___ Material supplied
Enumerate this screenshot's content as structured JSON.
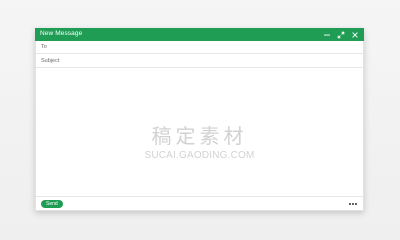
{
  "window": {
    "title": "New Message",
    "controls": {
      "minimize_icon": "minimize-icon",
      "expand_icon": "expand-icon",
      "close_icon": "close-icon"
    }
  },
  "fields": {
    "to_label": "To",
    "subject_label": "Subject"
  },
  "watermark": {
    "cn": "稿定素材",
    "en": "SUCAI.GAODING.COM"
  },
  "footer": {
    "send_label": "Send",
    "more_icon": "more-horizontal-icon"
  },
  "colors": {
    "accent": "#1f9d55",
    "background": "#f3f3f3"
  }
}
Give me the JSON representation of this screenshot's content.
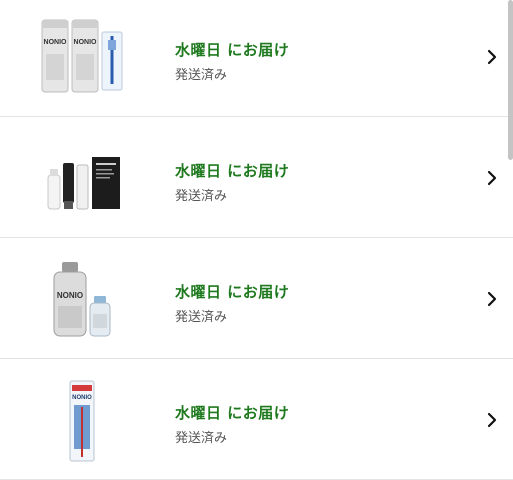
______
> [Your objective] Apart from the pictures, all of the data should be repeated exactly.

> [Written response]
Enumerate this screenshot's content as structured JSON.
{
  "window": {
    "title": "New Message",
    "controls": {
      "minimize_icon": "minimize-icon",
      "expand_icon": "expand-icon",
      "close_icon": "close-icon"
    }
  },
  "fields": {
    "to_label": "To",
    "subject_label": "Subject"
  },
  "watermark": {
    "cn": "稿定素材",
    "en": "SUCAI.GAODING.COM"
  },
  "footer": {
    "send_label": "Send",
    "more_icon": "more-horizontal-icon"
  },
  "colors": {
    "accent": "#1f9d55",
    "background": "#f3f3f3"
  }
}
Give me the JSON representation of this screenshot's content.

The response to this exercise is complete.